This volume documents a sixteen-year longitudinal study of two elementary schools in which Spanish and Japanese foreign language programs were implemented and evaluated. Evaluation of the programs involved documenting children's language development, assessing the attitudes of various constituents, and examining critical issues related to the introduction and successful operation of a well articulated sequential foreign language program in schools. The volume concludes with a discussion of possible reasons why over time certain sequential foreign language programs flourish and grow while other programs are reduced or eliminated from the school's curriculum. Parallels with the theory and practice of environmental sustainable development are used as a framework for this analysis.
Richard Donato is an Associate Professor of Foreign and Second Language Education and chair of the Department of Instruction and Learning at the University of Pittsburgh. His publications include studies of early foreign language learning, sociocultural theory and foreign and second language learning, and classroom interaction.
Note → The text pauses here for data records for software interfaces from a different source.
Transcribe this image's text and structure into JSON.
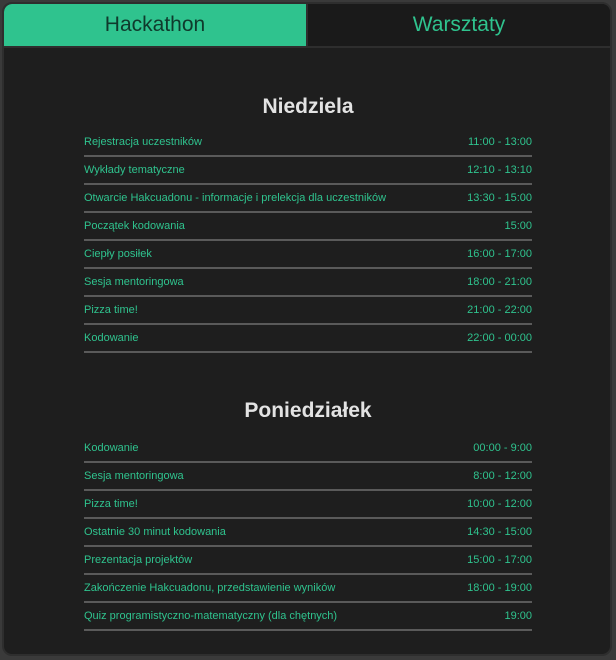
{
  "tabs": [
    {
      "label": "Hackathon",
      "active": true
    },
    {
      "label": "Warsztaty",
      "active": false
    }
  ],
  "colors": {
    "accent": "#2fc38e",
    "background": "#1e1e1e",
    "title": "#e3e3e3"
  },
  "sections": [
    {
      "title": "Niedziela",
      "events": [
        {
          "name": "Rejestracja uczestników",
          "time": "11:00 - 13:00"
        },
        {
          "name": "Wykłady tematyczne",
          "time": "12:10 - 13:10"
        },
        {
          "name": "Otwarcie Hakcuadonu - informacje i prelekcja dla uczestników",
          "time": "13:30 - 15:00"
        },
        {
          "name": "Początek kodowania",
          "time": "15:00"
        },
        {
          "name": "Ciepły posiłek",
          "time": "16:00 - 17:00"
        },
        {
          "name": "Sesja mentoringowa",
          "time": "18:00 - 21:00"
        },
        {
          "name": "Pizza time!",
          "time": "21:00 - 22:00"
        },
        {
          "name": "Kodowanie",
          "time": "22:00 - 00:00"
        }
      ]
    },
    {
      "title": "Poniedziałek",
      "events": [
        {
          "name": "Kodowanie",
          "time": "00:00 - 9:00"
        },
        {
          "name": "Sesja mentoringowa",
          "time": "8:00 - 12:00"
        },
        {
          "name": "Pizza time!",
          "time": "10:00 - 12:00"
        },
        {
          "name": "Ostatnie 30 minut kodowania",
          "time": "14:30 - 15:00"
        },
        {
          "name": "Prezentacja projektów",
          "time": "15:00 - 17:00"
        },
        {
          "name": "Zakończenie Hakcuadonu, przedstawienie wyników",
          "time": "18:00 - 19:00"
        },
        {
          "name": "Quiz programistyczno-matematyczny (dla chętnych)",
          "time": "19:00"
        }
      ]
    }
  ]
}
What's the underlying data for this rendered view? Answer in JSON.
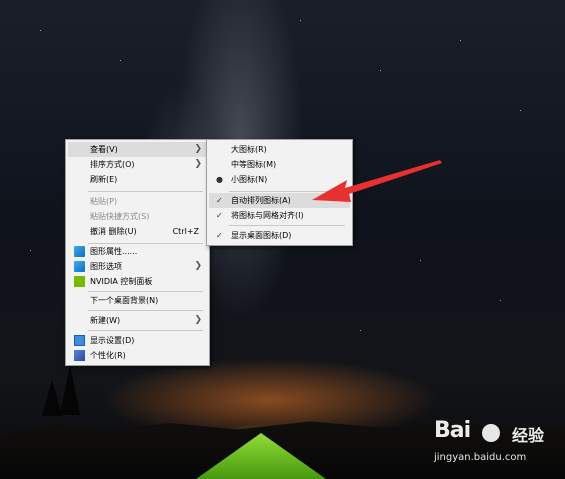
{
  "main_menu": {
    "items": [
      {
        "label": "查看(V)",
        "submenu": true
      },
      {
        "label": "排序方式(O)",
        "submenu": true
      },
      {
        "label": "刷新(E)"
      },
      {
        "label": "粘贴(P)",
        "disabled": true
      },
      {
        "label": "粘贴快捷方式(S)",
        "disabled": true
      },
      {
        "label": "撤消 删除(U)",
        "shortcut": "Ctrl+Z"
      },
      {
        "label": "图形属性......",
        "icon": "graphics-icon"
      },
      {
        "label": "图形选项",
        "icon": "graphics-icon",
        "submenu": true
      },
      {
        "label": "NVIDIA 控制面板",
        "icon": "nvidia-icon"
      },
      {
        "label": "下一个桌面背景(N)"
      },
      {
        "label": "新建(W)",
        "submenu": true
      },
      {
        "label": "显示设置(D)",
        "icon": "display-icon"
      },
      {
        "label": "个性化(R)",
        "icon": "personalize-icon"
      }
    ]
  },
  "view_submenu": {
    "items": [
      {
        "label": "大图标(R)"
      },
      {
        "label": "中等图标(M)"
      },
      {
        "label": "小图标(N)",
        "mark": "bullet"
      },
      {
        "label": "自动排列图标(A)",
        "mark": "check",
        "highlighted": true
      },
      {
        "label": "将图标与网格对齐(I)",
        "mark": "check"
      },
      {
        "label": "显示桌面图标(D)",
        "mark": "check"
      }
    ]
  },
  "watermark": {
    "logo": "Bai",
    "logo_suffix": "经验",
    "url": "jingyan.baidu.com"
  },
  "colors": {
    "menu_bg": "#f2f2f2",
    "highlight": "#dcdcdc",
    "annotation_arrow": "#e8312f"
  }
}
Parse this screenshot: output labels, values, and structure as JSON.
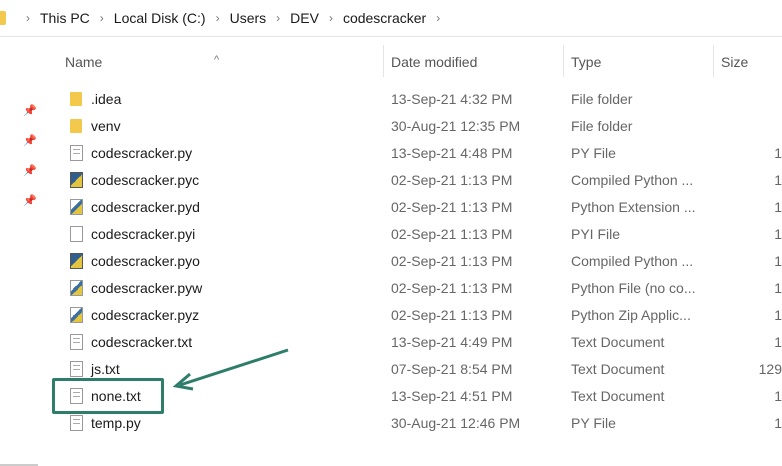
{
  "breadcrumb": [
    "This PC",
    "Local Disk (C:)",
    "Users",
    "DEV",
    "codescracker"
  ],
  "columns": {
    "name": "Name",
    "date": "Date modified",
    "type": "Type",
    "size": "Size"
  },
  "files": [
    {
      "name": ".idea",
      "date": "13-Sep-21 4:32 PM",
      "type": "File folder",
      "size": "",
      "icon": "folder"
    },
    {
      "name": "venv",
      "date": "30-Aug-21 12:35 PM",
      "type": "File folder",
      "size": "",
      "icon": "folder"
    },
    {
      "name": "codescracker.py",
      "date": "13-Sep-21 4:48 PM",
      "type": "PY File",
      "size": "1",
      "icon": "doc"
    },
    {
      "name": "codescracker.pyc",
      "date": "02-Sep-21 1:13 PM",
      "type": "Compiled Python ...",
      "size": "1",
      "icon": "pyc"
    },
    {
      "name": "codescracker.pyd",
      "date": "02-Sep-21 1:13 PM",
      "type": "Python Extension ...",
      "size": "1",
      "icon": "pyd"
    },
    {
      "name": "codescracker.pyi",
      "date": "02-Sep-21 1:13 PM",
      "type": "PYI File",
      "size": "1",
      "icon": "blank"
    },
    {
      "name": "codescracker.pyo",
      "date": "02-Sep-21 1:13 PM",
      "type": "Compiled Python ...",
      "size": "1",
      "icon": "pyc"
    },
    {
      "name": "codescracker.pyw",
      "date": "02-Sep-21 1:13 PM",
      "type": "Python File (no co...",
      "size": "1",
      "icon": "pyd"
    },
    {
      "name": "codescracker.pyz",
      "date": "02-Sep-21 1:13 PM",
      "type": "Python Zip Applic...",
      "size": "1",
      "icon": "pyd"
    },
    {
      "name": "codescracker.txt",
      "date": "13-Sep-21 4:49 PM",
      "type": "Text Document",
      "size": "1",
      "icon": "doc"
    },
    {
      "name": "js.txt",
      "date": "07-Sep-21 8:54 PM",
      "type": "Text Document",
      "size": "129",
      "icon": "doc"
    },
    {
      "name": "none.txt",
      "date": "13-Sep-21 4:51 PM",
      "type": "Text Document",
      "size": "1",
      "icon": "doc"
    },
    {
      "name": "temp.py",
      "date": "30-Aug-21 12:46 PM",
      "type": "PY File",
      "size": "1",
      "icon": "doc"
    }
  ],
  "highlight_color": "#2e7d6b"
}
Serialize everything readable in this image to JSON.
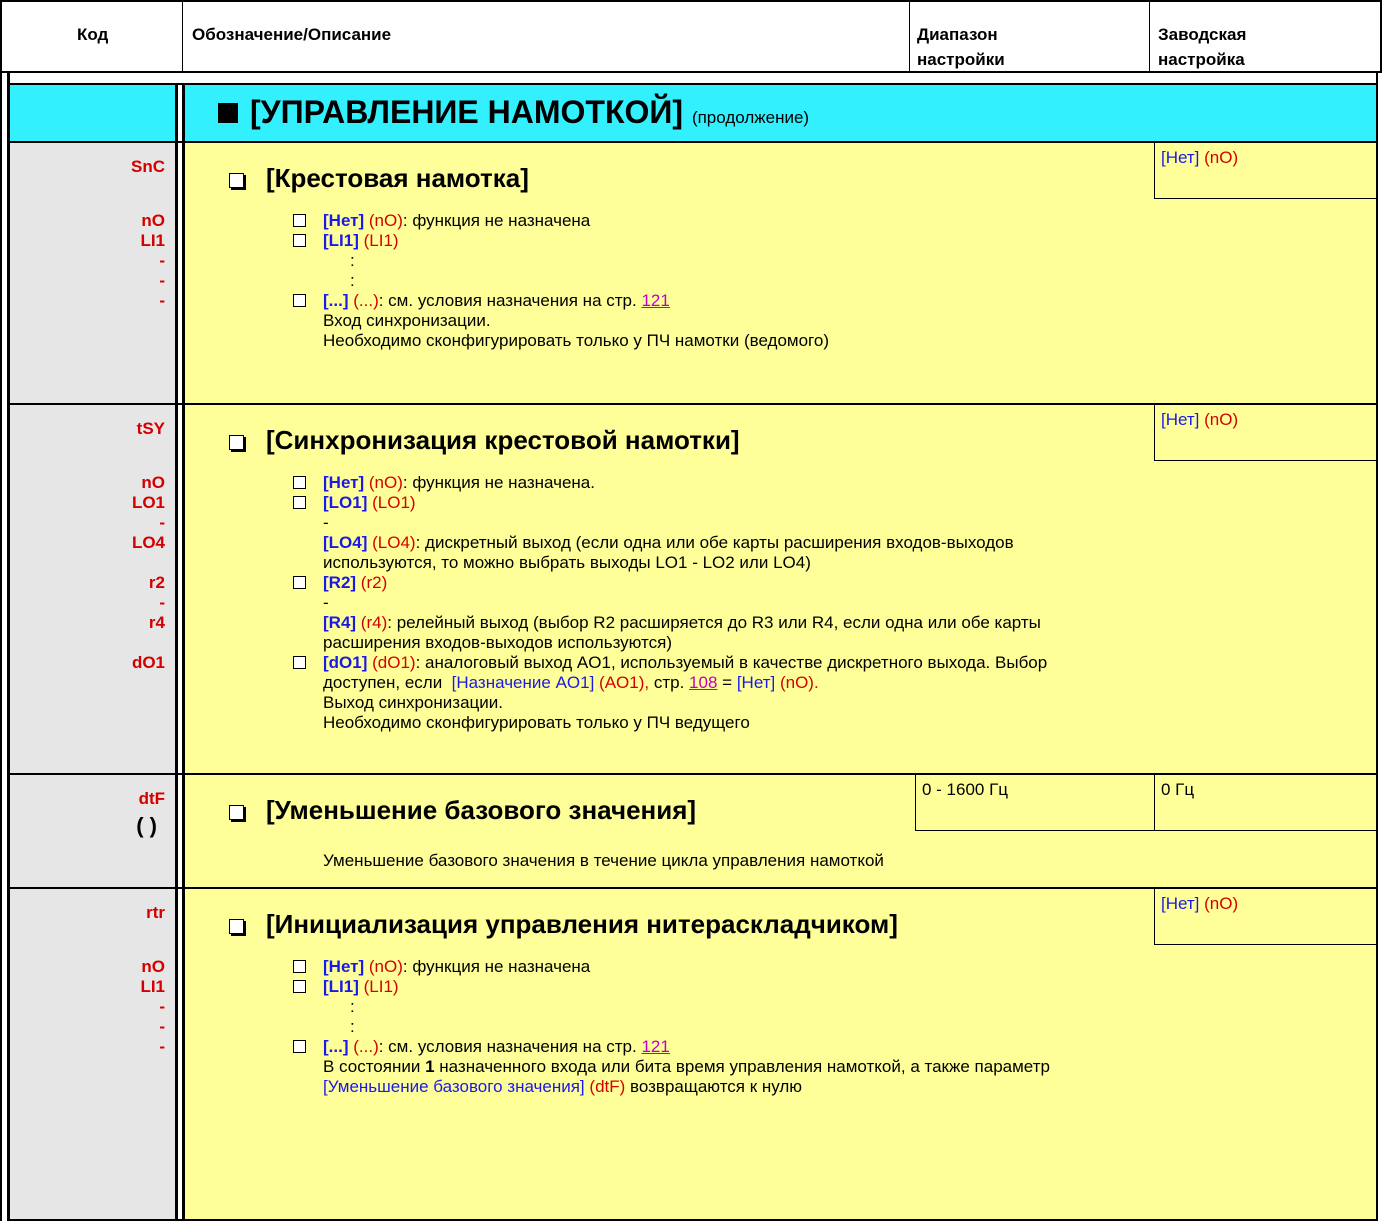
{
  "header": {
    "code": "Код",
    "description": "Обозначение/Описание",
    "range_line1": "Диапазон",
    "range_line2": "настройки",
    "factory_line1": "Заводская",
    "factory_line2": "настройка"
  },
  "section": {
    "title": "[УПРАВЛЕНИЕ НАМОТКОЙ]",
    "continued": "(продолжение)"
  },
  "params": {
    "snc": {
      "code": "SnC",
      "title": "[Крестовая намотка]",
      "factory": "[Нет]",
      "factory_code": "(nO)",
      "codes": [
        "nO",
        "LI1",
        "-",
        "-",
        "-"
      ],
      "opt1_label": "[Нет]",
      "opt1_code": "(nO)",
      "opt1_text": ": функция не назначена",
      "opt2_label": "[LI1]",
      "opt2_code": "(LI1)",
      "dot": ":",
      "opt3_label": "[...]",
      "opt3_code": "(...)",
      "opt3_text": ": см. условия назначения на стр.",
      "opt3_page": "121",
      "note1": "Вход синхронизации.",
      "note2": "Необходимо сконфигурировать только у ПЧ намотки (ведомого)"
    },
    "tsy": {
      "code": "tSY",
      "title": "[Синхронизация крестовой намотки]",
      "factory": "[Нет]",
      "factory_code": "(nO)",
      "codes": [
        "nO",
        "LO1",
        "-",
        "LO4",
        "r2",
        "-",
        "r4",
        "dO1"
      ],
      "o1_label": "[Нет]",
      "o1_code": "(nO)",
      "o1_text": ": функция не назначена.",
      "o2_label": "[LO1]",
      "o2_code": "(LO1)",
      "dash": "-",
      "o3_label": "[LO4]",
      "o3_code": "(LO4)",
      "o3_text": ": дискретный выход (если одна или обе карты расширения входов-выходов",
      "o3_text2": "используются, то можно выбрать выходы LO1 - LO2 или LO4)",
      "o4_label": "[R2]",
      "o4_code": "(r2)",
      "o5_label": "[R4]",
      "o5_code": "(r4)",
      "o5_text": ": релейный выход (выбор R2 расширяется до R3 или R4, если одна или обе карты",
      "o5_text2": "расширения входов-выходов используются)",
      "o6_label": "[dO1]",
      "o6_code": "(dO1)",
      "o6_text": ": аналоговый выход AO1, используемый в качестве дискретного выхода. Выбор",
      "o6_text2a": "доступен, если",
      "o6_ref": "[Назначение AO1]",
      "o6_ref_code": "(AO1),",
      "o6_text2b": "стр.",
      "o6_page": "108",
      "o6_eq": "=",
      "o6_val": "[Нет]",
      "o6_val_code": "(nO).",
      "note1": "Выход синхронизации.",
      "note2": "Необходимо сконфигурировать только у ПЧ ведущего"
    },
    "dtf": {
      "code": "dtF",
      "rot_icon": "rotate-icon",
      "rot_glyph": "( )",
      "title": "[Уменьшение базового значения]",
      "range": "0 - 1600 Гц",
      "factory": "0 Гц",
      "desc": "Уменьшение базового значения в течение цикла управления намоткой"
    },
    "rtr": {
      "code": "rtr",
      "title": "[Инициализация управления нитераскладчиком]",
      "factory": "[Нет]",
      "factory_code": "(nO)",
      "codes": [
        "nO",
        "LI1",
        "-",
        "-",
        "-"
      ],
      "opt1_label": "[Нет]",
      "opt1_code": "(nO)",
      "opt1_text": ": функция не назначена",
      "opt2_label": "[LI1]",
      "opt2_code": "(LI1)",
      "dot": ":",
      "opt3_label": "[...]",
      "opt3_code": "(...)",
      "opt3_text": ": см. условия назначения на стр.",
      "opt3_page": "121",
      "note1a": "В состоянии",
      "note1b": "1",
      "note1c": "назначенного входа или бита время управления намоткой, а также параметр",
      "note2_ref": "[Уменьшение базового значения]",
      "note2_code": "(dtF)",
      "note2_text": "возвращаются  к нулю"
    }
  },
  "colors": {
    "title_bg": "#33f0ff",
    "body_bg": "#ffff99",
    "code_bg": "#e6e6e6",
    "code_text": "#d40000",
    "label_blue": "#1a1ae6",
    "link": "#c000c0"
  }
}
In addition to his work in North America, he has worked in Mali and in Thailand.G. Richard Tucker is Paul Mellon University Professor of Applied Linguistics at Carnegie Mellon University. He has published widely concerning diverse aspects of second language learning and teaching and language policy and planning. In addition to his work in North America, he has lived and worked as a Language Education advisor for the Ford Foundation in Southeast Asia and in the Middle East and North Africa.